Zen and the Art of Sunbathing

Whoever has seen Greece will carry forever in his heart the remembrance of a miracle of light. No blinding glare, no blazing colors, but an all-pervading, luminous brightness which bathes the foreground in a delicate glow, yet makes the furthest distances clearly visible.

Walter F. Howe, “The Homeric Gods,” 1924.

What makes light here in Greece so unique, how it enhances and enriches certain colours and reliefs at certain times of the day, has been the subject of much artistic discourse for centuries. The mechanisms can, I’m sure, be described more than adequately in the cold language of physics, but in no way does this even begin to scratch the surface of how it affects the human condition. The light, the sun, and it’s lazy parade across the summer sky, draws world-weary travelers in their hordes to this ancient land over and over again.

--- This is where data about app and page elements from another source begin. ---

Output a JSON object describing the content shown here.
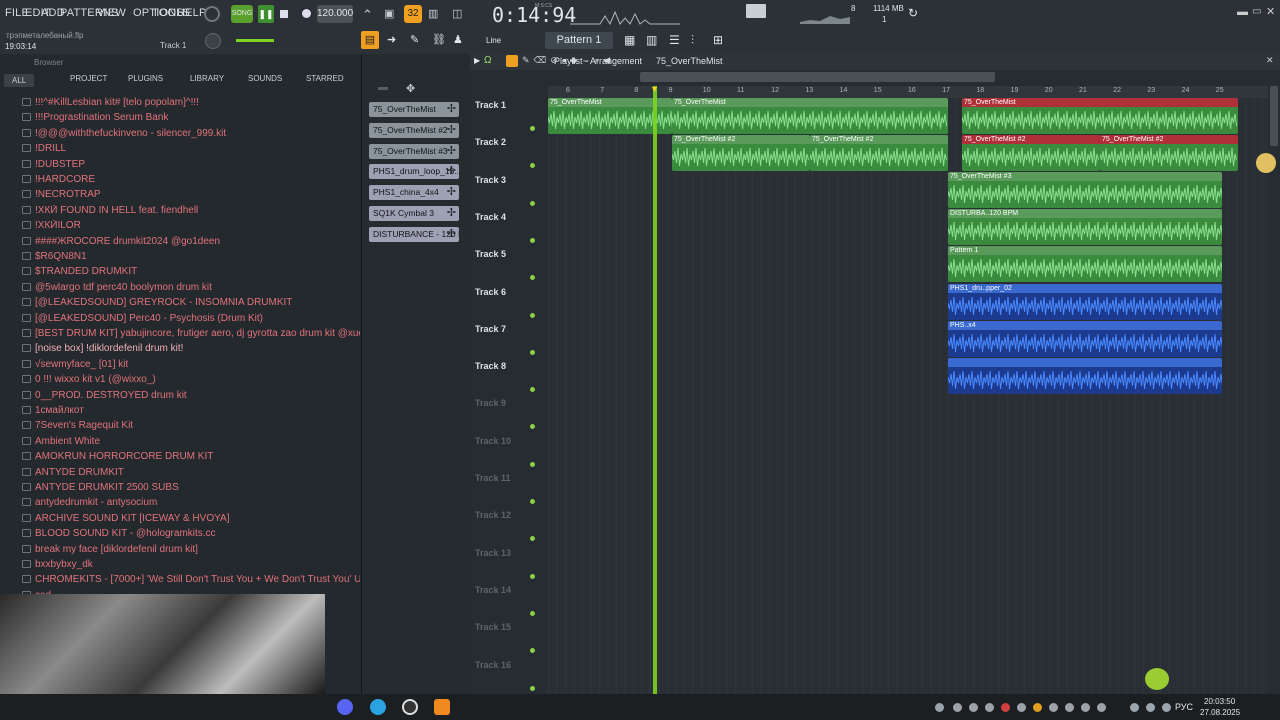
{
  "menu": [
    "FILE",
    "EDIT",
    "ADD",
    "PATTERNS",
    "VIEW",
    "OPTIONS",
    "TOOLS",
    "HELP"
  ],
  "transport": {
    "mode": "SONG",
    "tempo": "120.000",
    "time": "0:14:94",
    "time_label": "M:S:CS",
    "pattern_btn": "32"
  },
  "cpu": {
    "cpu": "8",
    "memory": "1114 MB",
    "voices": "1"
  },
  "project": {
    "name": "трэпметалебаный.flp",
    "elapsed": "19:03:14",
    "track_hint": "Track 1"
  },
  "toolbar2": {
    "snap": "Line",
    "pattern": "Pattern 1"
  },
  "browser": {
    "title": "Browser",
    "tabs": [
      "ALL",
      "PROJECT",
      "PLUGINS",
      "LIBRARY",
      "SOUNDS",
      "STARRED"
    ],
    "items": [
      "!!!^#KillLesbian kit# [telo popolam]^!!!",
      "!!!Prograstination Serum Bank",
      "!@@@withthefuckinveno - silencer_999.kit",
      "!DRILL",
      "!DUBSTEP",
      "!HARDCORE",
      "!NECROTRAP",
      "!ХКЙ FOUND IN HELL feat. fiendhell",
      "!ХКЙILOR",
      "####ЖROCORE drumkit2024 @go1deen",
      "$R6QN8N1",
      "$TRANDED DRUMKIT",
      "@5wlargo tdf perc40 boolymon drum kit",
      "[@LEAKEDSOUND] GREYROCK - INSOMNIA DRUMKIT",
      "[@LEAKEDSOUND] Perc40 - Psychosis (Drum Kit)",
      "[BEST DRUM KIT] yabujincore, frutiger aero, dj gyrotta zao drum kit @xuorwa",
      "[noise box] !diklordefenil drum kit!",
      "√sewmyface_ [01] kit",
      "0 !!! wixxo kit v1 (@wixxo_)",
      "0__PROD. DESTROYED drum kit",
      "1смайлкот",
      "7Seven's Ragequit Kit",
      "Ambient White",
      "AMOKRUN HORRORCORE DRUM KIT",
      "ANTYDE DRUMKIT",
      "ANTYDE DRUMKIT 2500 SUBS",
      "antydedrumkit - antysocium",
      "ARCHIVE SOUND KIT [ICEWAY & HVOYA]",
      "BLOOD SOUND KIT - @hologramkits.cc",
      "break my face [diklordefenil drum kit]",
      "bxxbybxy_dk",
      "CHROMEKITS - [7000+] 'We Still Don't Trust You + We Don't Trust You' ULTIMATE Drum Kit",
      "cod"
    ]
  },
  "channels": [
    "75_OverTheMist",
    "75_OverTheMist #2",
    "75_OverTheMist #3",
    "PHS1_drum_loop_15...",
    "PHS1_china_4x4",
    "SQ1K Cymbal 3",
    "DISTURBANCE - 120 B..."
  ],
  "playlist": {
    "title": "Playlist - Arrangement",
    "crumb": "75_OverTheMist",
    "bars": [
      "6",
      "7",
      "8",
      "9",
      "10",
      "11",
      "12",
      "13",
      "14",
      "15",
      "16",
      "17",
      "18",
      "19",
      "20",
      "21",
      "22",
      "23",
      "24",
      "25"
    ],
    "tracks": [
      "Track 1",
      "Track 2",
      "Track 3",
      "Track 4",
      "Track 5",
      "Track 6",
      "Track 7",
      "Track 8",
      "Track 9",
      "Track 10",
      "Track 11",
      "Track 12",
      "Track 13",
      "Track 14",
      "Track 15",
      "Track 16"
    ],
    "clips": {
      "t1a": "75_OverTheMist",
      "t1b": "75_OverTheMist",
      "t1c": "75_OverTheMist",
      "t2a": "75_OverTheMist #2",
      "t2b": "75_OverTheMist #2",
      "t2c": "75_OverTheMist #2",
      "t2d": "75_OverTheMist #2",
      "t3": "75_OverTheMist #3",
      "t4": "DISTURBA..120 BPM",
      "t5": "Pattern 1",
      "t6": "PHS1_dru..pper_02",
      "t7": "PHS..x4",
      "t8": ""
    }
  },
  "taskbar": {
    "lang": "РУС",
    "clock": "20:03:50",
    "date": "27.08.2025"
  },
  "colors": {
    "accent_orange": "#f0a020",
    "clip_green": "#3a8b3e",
    "clip_red": "#b0303a",
    "clip_blue": "#1c3a8e",
    "playhead": "#7ed321"
  }
}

Ironically, summer wasn’t always an enthusiastically anticipated season in Greece, nor was it in other nearby regions. In antiquity, Aristotle’s ‘dog days’, marked by the rising of Sirius (the dog star, and the brightest star in the night sky) with the sun, heralded the beginning of drought, mad dogs, sour wine and lethargy. Perhaps it’s the last of these however, that chimes so harmoniously with the modern holiday-maker who keeps to an otherwise insane schedule throughout the rest of the working year: Greece, with her laid back summer attitude, is a picture perfect place to make that rejuvenating pilgrimage.

Her shores in summer months become an ashram of sorts, lined with devotees unknowingly worshiping at the altar of long forgotten sun gods, quietly meditating, silently basking in glorious hues that bring tranquility and peace. And outwith the small enclaves of mass tourism, is to be found a whole world of unspoilt coastline; secluded beaches, secret coves and picturesque rocky bays. A quiet place can always be found here, places of breath-taking natural beauty where turquoise waters gently caress the shore and that magical light glistens on the sea. The traveler almost owes it to himself to seek out these priceless gems, for they are everywhere on Greece’s rugged coastline.

A short walk around a nearby headland can often reveal an otherwise hidden paradise, a small serene bay where you can be alone with your thoughts or your loved ones. There, you are almost guaranteed to find the markings of other devoted pilgrims who came before you: rock and pebble formations arranged in totemic symbols of kinship, driftwood shrines, a faint echo of a mysterious and ancient past; zen beach art created by travelers compelled to make their mark, urged to speak in some way to their brethren. This is the art of sunbathing.